Patriot Wildfire 120GB Sata 3 SSD
Upgrades all round
Review Patriot Memory’s latest Wildfire Sata 3 SSDs come with the promise of read and write speeds in excess of 500MB/s along with read and write IOPS in the 60K region. All of this blazing speed is available in 120GB (£240), 240GB (£420) and 480GB capacities – a 60GB version is in production, but not currently available in the UK.
Life in the fast lane: Patriot Memory's Wildfire
The 120GB drive I have here for review is an engineering sample, but I am assured that purchasers of the retail product will receive the usual complement of proper packaging and 3.5in drive bay adapter.
Delivering on Patriot’s promises is a SandForce SF-2281 controller, much like that found in OCZ’s Vertex 3. The Wildfire is, theoretically, the fastest drive I’ve ever had on my test rig, so I was certainly keen to see how it performed.
Crystal DiskMark and AS SSD test revealed some very impressive read numbers around the 375MB/s mark, even if it wasn’t the promised 500MB/s. ATTO took those numbers even higher, up to 415MB/s with 4MB blocks. However, when it came to read performance, I have to admit I was disappointed to see numbers topping out at 210MB/s, less than half of what I should have been seeing.
CrystalDiskMark test results
Longer bars are better
At this point I started to wonder if I had reached some kind of limit on my system, but I’ve seen higher numbers on Marvell based SATA 3Gb/s drives. So I'm inclined to think my rig might not be particularly SandForce-friendly as, given the right hardware, reports suggest this drive does indeed deliver on its promises.
Next page: Out with the old...
You mention the Vertex 3 running the same controller, yet don't compare them
the received wisdom on the hardware sites is that Marvell controllers don't do terribly well with the new-gen Sandforce drives; the Intel P67 onboard 6Gb controllers are generally approved of. Might want to re-test with one of those.
SSD Testing Hint
Don't rely on your motherboard's SATA controller. Get a quality (And relatively cheap) LSI SASII (compatible with SATAIII / 6Gbit) HBA (Not a RAID controller, there's too much black box magic on those.) The LSI SAS 9211-4i is a lovely 4 port card that will eliminate any questions as to whether your motherboard SATA controller disagrees with a given drive.
It's also been reasonable well documented that the top-end performance of a 6gbit drive on a 3gbit controller has little relation to what you'll see on a 6gbit controller.
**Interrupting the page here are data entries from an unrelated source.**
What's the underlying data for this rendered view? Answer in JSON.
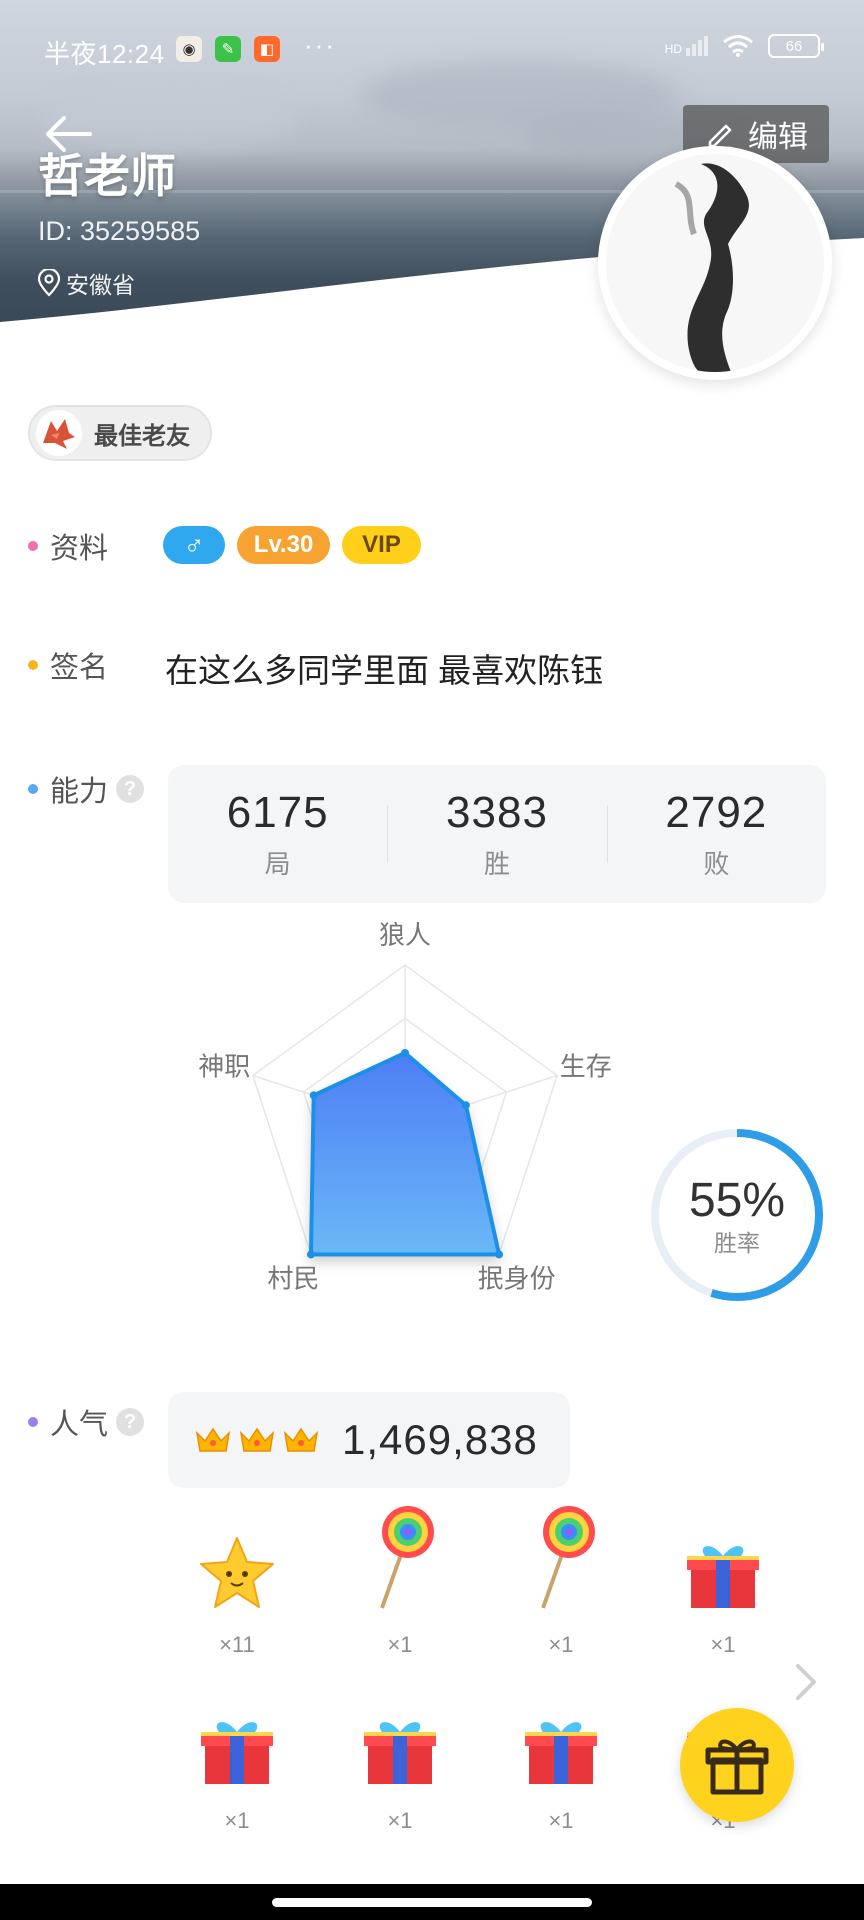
{
  "status_bar": {
    "time": "半夜12:24",
    "dots": "···",
    "hd": "HD",
    "battery": "66"
  },
  "header": {
    "edit_label": "编辑",
    "name": "哲老师",
    "id": "ID: 35259585",
    "location": "安徽省"
  },
  "badge": {
    "label": "最佳老友"
  },
  "profile": {
    "label": "资料",
    "gender_symbol": "♂",
    "level": "Lv.30",
    "vip": "VIP"
  },
  "signature": {
    "label": "签名",
    "text": "在这么多同学里面 最喜欢陈钰"
  },
  "ability": {
    "label": "能力",
    "help": "?",
    "stats": [
      {
        "value": "6175",
        "label": "局"
      },
      {
        "value": "3383",
        "label": "胜"
      },
      {
        "value": "2792",
        "label": "败"
      }
    ],
    "radar": {
      "axes": [
        "狼人",
        "生存",
        "抿身份",
        "村民",
        "神职"
      ],
      "values": [
        0.45,
        0.4,
        1.0,
        1.0,
        0.6
      ]
    },
    "win_rate": {
      "value": "55%",
      "label": "胜率",
      "fraction": 0.55
    }
  },
  "popularity": {
    "label": "人气",
    "help": "?",
    "value": "1,469,838",
    "crowns": 3
  },
  "gifts": [
    {
      "icon": "star-icon",
      "count": "×11"
    },
    {
      "icon": "lollipop-icon",
      "count": "×1"
    },
    {
      "icon": "lollipop-icon",
      "count": "×1"
    },
    {
      "icon": "gift-box-icon",
      "count": "×1"
    },
    {
      "icon": "gift-box-icon",
      "count": "×1"
    },
    {
      "icon": "gift-box-icon",
      "count": "×1"
    },
    {
      "icon": "gift-box-icon",
      "count": "×1"
    },
    {
      "icon": "gift-box-icon",
      "count": "×1"
    }
  ],
  "colors": {
    "accent_blue": "#2f9ce8",
    "level_orange": "#f7a332",
    "vip_yellow": "#ffcf1a",
    "fab_yellow": "#ffd21e"
  }
}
And by 'documented' I mean either I read it somewhere on the Internet, or I did it myself... probably the former, since this sounds like a lot of work that I'd remember complaining about. Anyway it's down to latency and queue depth and things that all get better on the newer interfaces..
Also (haven't had my coffee yet, so apologies if I missed this) it doesn't seem that you specify what kind of data you're writing to the drive. Sandforce controllers have lots of magic going on, so if you use repeating test patterns, or compressible test patterns, you'll see vastly different performance than if you have a utility which uses non-compressible, unique test patterns. I strongly suspect that many Sandforce vendors quote the best possible performance numbers found using the most unrealistic data possible.
Also, this drive shouldn't have any power fail protection, as the Sandforce 22xx line isn't supposed to support that feature. Can't see myself buying a drive that doesn't have a bank of capacitors on it these days, and I wouldn't recommend anyone else does either.
80%? A reg review hasn't got that in a while....
"So I'm inclined to think my rig might not be particularly SandForce-friendly as, given the right hardware, reports suggest this drive does indeed deliver on its promises."
I'm more inclined to think Patriot are claiming performance figures that their products cannot deliver - it certainly wouldn't be the first time. The only worthwhile performance metric for SSDs that is worth looking at is random-write IOPS using 4KB blocks. Most of the rest is purely for making the marketing brochures look impressive.